While Togowa rattled menacingly and reared up toward my husband hissing, I took out my binoculars to get a closer look. It’s hard to tell a Mojave Green but its skin had a green tinge and its behavior was very aggressive. I knew that the snake was deadly possessing two types of venom, a neurotoxin and a hemotoxin. Experience told me that it was unlikely to leave. A few years back a rattler bit one of my dogs and then came back the next day to bite the other. That was quite a vet bill!

The handle on the shovel was too short for such an aggressive snake. We called the neighbor. He arrived in his old safari hat and hospital gown and shot it with a silver pistol armed with buckshot. I felt sad about killing something so beautiful and so powerful. I wish there was some way I could honor Togowa, and thank him for not biting my dog. But the neighbor took him home and ate him for dinner. I guess that’s the way of the world.

Fall Fire

Start of fire caused by plane crash.

Fire and fall often go together in California. The air is hot and dry and the tinder ready to explode. The first fire was caused by a small plane crash in the local mountains.

Those mountains are filled with trees and when I need a fix of tree energy I like to drive up Water Canyon Road to Tehachapi Mountain. An important scene in my book takes place there when the young heroines go up to the mountains to gather materials for a basket. They commune with one very special old tree, based on a real ponderosa pine that would have been growing there when Andy Greene was a child. I hope it’s still there, its thick trunk standing strong, its silvery needles shining  bright against the deep blue sky.

A few days later many more fires were started by lightning strikes hurled to earth by a blustery storm. It graced us with some much needed rain, but unfortunately not enough to put out the fires that consumed tens of thousands of acres of brush and trees.

Here is a poem I wrote about another fire in the mountains – one the kids and I could see from the schoolyard. It’s written in the Dead Man form invented by the poet Marvin Bell.

The Dead Woman and the Fire

1.

The dead woman walks through the schoolyard while children,
bright embers, scatter before her.
From a towering mushroom shaped cloud, a leaf falls to the desert floor.
The dead woman picks it up – oak – scorched.
The inferno bigger than Seattle and Minneapolis combined,
lets go its flakes of snow that settle on cars and turn hair gray.
A school of droning clownfish flies off to spit at the burning bush.
The dead woman watches them go.

2.

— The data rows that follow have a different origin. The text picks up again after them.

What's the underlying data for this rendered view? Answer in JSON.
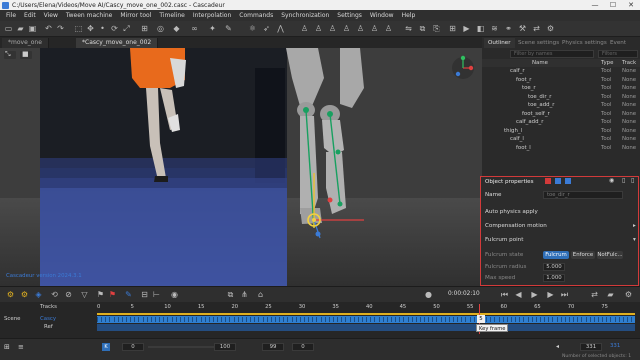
{
  "window": {
    "title": "C:/Users/Elena/Videos/Move AI/Cascy_move_one_002.casc - Cascadeur",
    "minimize": "—",
    "maximize": "☐",
    "close": "✕"
  },
  "menu": [
    "File",
    "Edit",
    "View",
    "Tween machine",
    "Mirror tool",
    "Timeline",
    "Interpolation",
    "Commands",
    "Synchronization",
    "Settings",
    "Window",
    "Help"
  ],
  "doc_tabs": [
    "*move_one",
    "*Cascy_move_one_002"
  ],
  "viewport": {
    "version_label": "Cascadeur version 2024.3.1"
  },
  "side_panel": {
    "tabs": [
      "Outliner",
      "Scene settings",
      "Physics settings",
      "Event tab"
    ],
    "filter_names_placeholder": "Filter by names",
    "filter_types_placeholder": "Filters",
    "columns": [
      "Name",
      "Type",
      "Track"
    ],
    "rows": [
      {
        "name": "calf_r",
        "type": "Tool",
        "track": "None",
        "indent": 1
      },
      {
        "name": "foot_r",
        "type": "Tool",
        "track": "None",
        "indent": 2
      },
      {
        "name": "toe_r",
        "type": "Tool",
        "track": "None",
        "indent": 3
      },
      {
        "name": "toe_dir_r",
        "type": "Tool",
        "track": "None",
        "indent": 4
      },
      {
        "name": "toe_add_r",
        "type": "Tool",
        "track": "None",
        "indent": 4
      },
      {
        "name": "foot_self_r",
        "type": "Tool",
        "track": "None",
        "indent": 3
      },
      {
        "name": "calf_add_r",
        "type": "Tool",
        "track": "None",
        "indent": 2
      },
      {
        "name": "thigh_l",
        "type": "Tool",
        "track": "None",
        "indent": 0
      },
      {
        "name": "calf_l",
        "type": "Tool",
        "track": "None",
        "indent": 1
      },
      {
        "name": "foot_l",
        "type": "Tool",
        "track": "None",
        "indent": 2
      }
    ]
  },
  "object_properties": {
    "title": "Object properties",
    "name_label": "Name",
    "name_value": "toe_dir_r",
    "auto_physics": "Auto physics apply",
    "compensation": "Compensation motion",
    "fulcrum_point": "Fulcrum point",
    "fulcrum_state_label": "Fulcrum state",
    "fulcrum_options": [
      "Fulcrum",
      "Enforce",
      "NotFulc..."
    ],
    "fulcrum_radius_label": "Fulcrum radius",
    "fulcrum_radius": "5.000",
    "max_speed_label": "Max speed",
    "max_speed": "1.000"
  },
  "transport": {
    "timecode": "0:00:02:10",
    "end_frame": "331"
  },
  "timeline": {
    "tracks_label": "Tracks",
    "scene_label": "Scene",
    "track_names": [
      "Cascy",
      "Ref"
    ],
    "ticks": [
      "0",
      "5",
      "10",
      "15",
      "20",
      "25",
      "30",
      "35",
      "40",
      "45",
      "50",
      "55",
      "60",
      "65",
      "70",
      "75"
    ],
    "current_frame": "5",
    "tooltip": "Key frame"
  },
  "bottom": {
    "start": "0",
    "range_start": "100",
    "range_end": "99",
    "current": "0",
    "total": "331",
    "selected_label": "Number of selected objects: 1"
  },
  "colors": {
    "accent": "#3b7bd6",
    "key_blue": "#2f7fd0",
    "highlight_red": "#d23a3a",
    "fulcrum_selected": "#2f6fb8",
    "timeline_yellow": "#e0b020",
    "cursor_red": "#e04040"
  }
}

“My mother says it’s the end of the world,” the school girl whispers.
“Oh,” the dead woman replies, not knowing what else to say,
the girl’s mother being right.
Just look at the roiling black clouds, the sun orange at midday,
the moon smoldering in the midnight sky.
A life lived for the next generation is over, this the dead woman knows.
All will perish but the hard seed that for hundreds of years has lain in wait
for fire to crack its shell.

September

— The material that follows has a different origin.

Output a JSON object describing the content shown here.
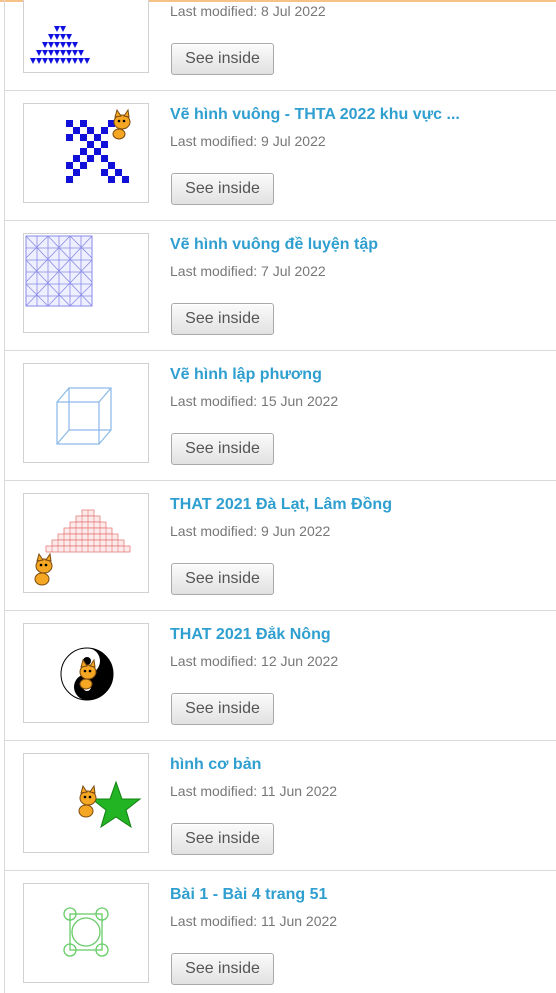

My son says that a dead blog is worse than no blog, and I suppose that’s true. I’ve decided that the only way I can keep up with this blog is to write all the entries for the week on the weekend and then post them one by one. So if I say, for example, that we had a thunderstorm today and you know it was five days ago, that’s the reason, and I apologize for it in advance.

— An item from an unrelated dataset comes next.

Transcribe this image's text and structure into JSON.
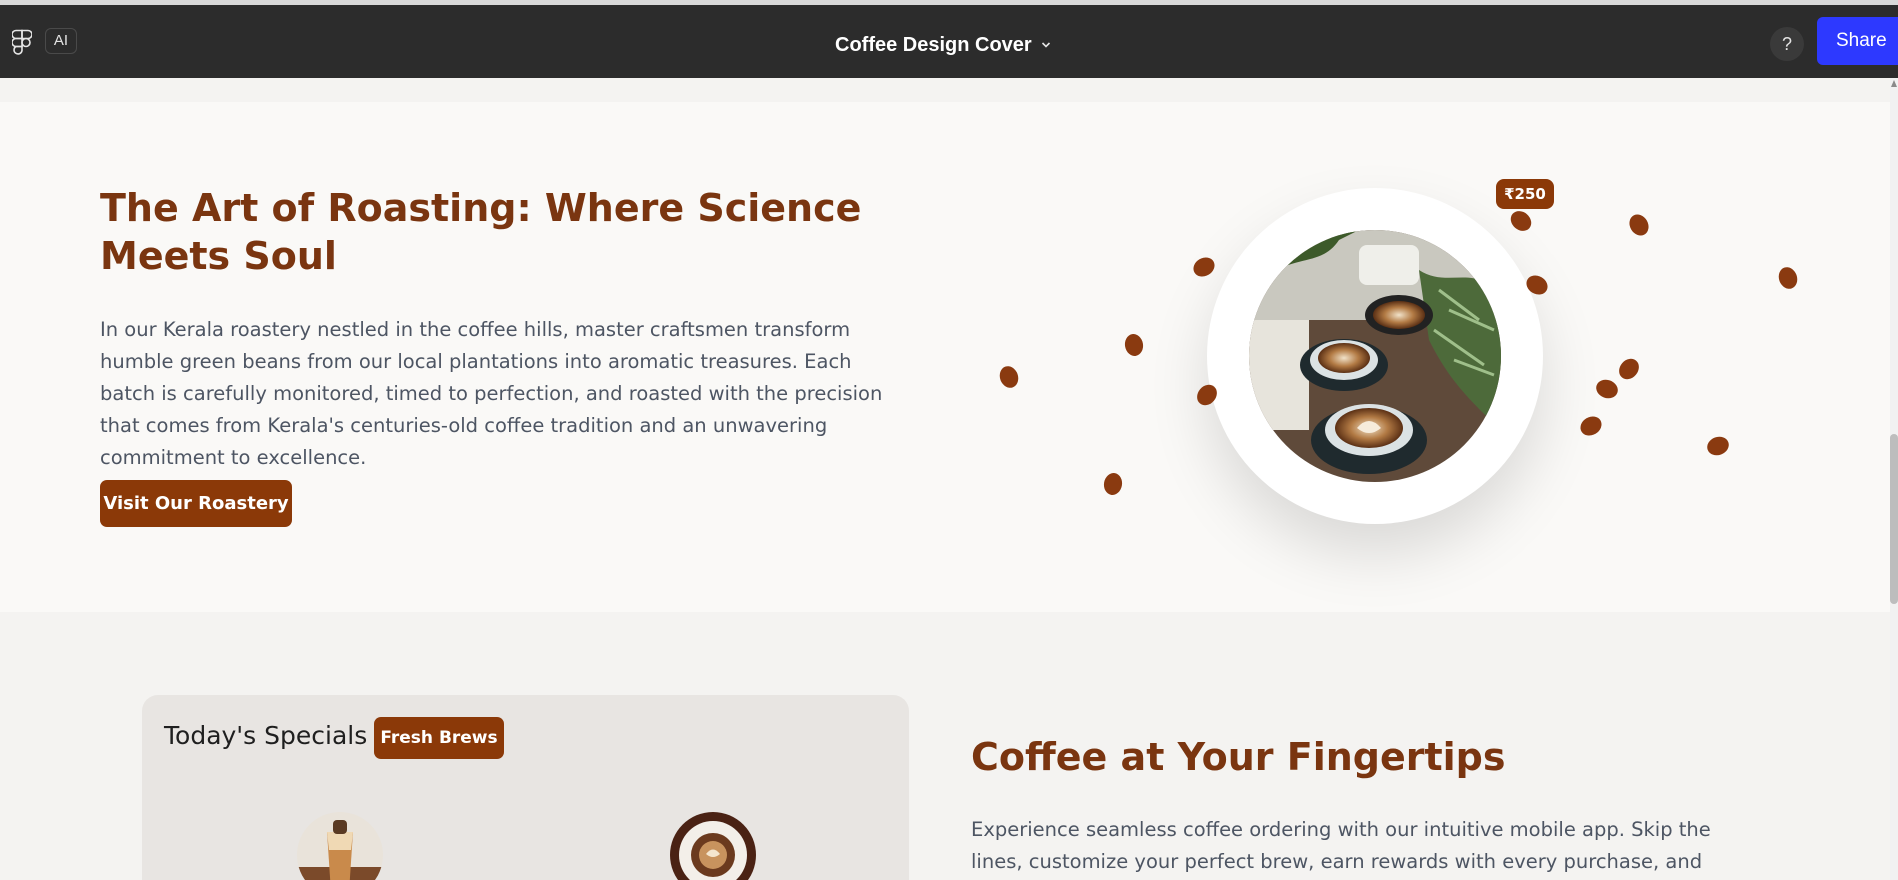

Last night I dreamed about the late Kawaiisu elder Andy Greene. My subconscious mind must have remembered that he had died in September for in the dream I was standing in line at his memorial service wondering how I would tell his family how special he had been to me. When he was a child, he often stayed in Sand Canyon with his grandmother who lived in the old ways in her brush Kahni by a spring and he maintained a special love of the place. He helped to found Tomo-Kahni State Historic Park to preserve his tribe’s winter home. And his spirit still lives there. I feel it every day when I look toward the peak where he prayed.

Andy inspired me to write my book, The Butterfly Basket, and I thank him for that. If you want a copy of the book for the eight to twelve year old in your life, you have to wait until I find a publisher. I’ll let you know when that happens.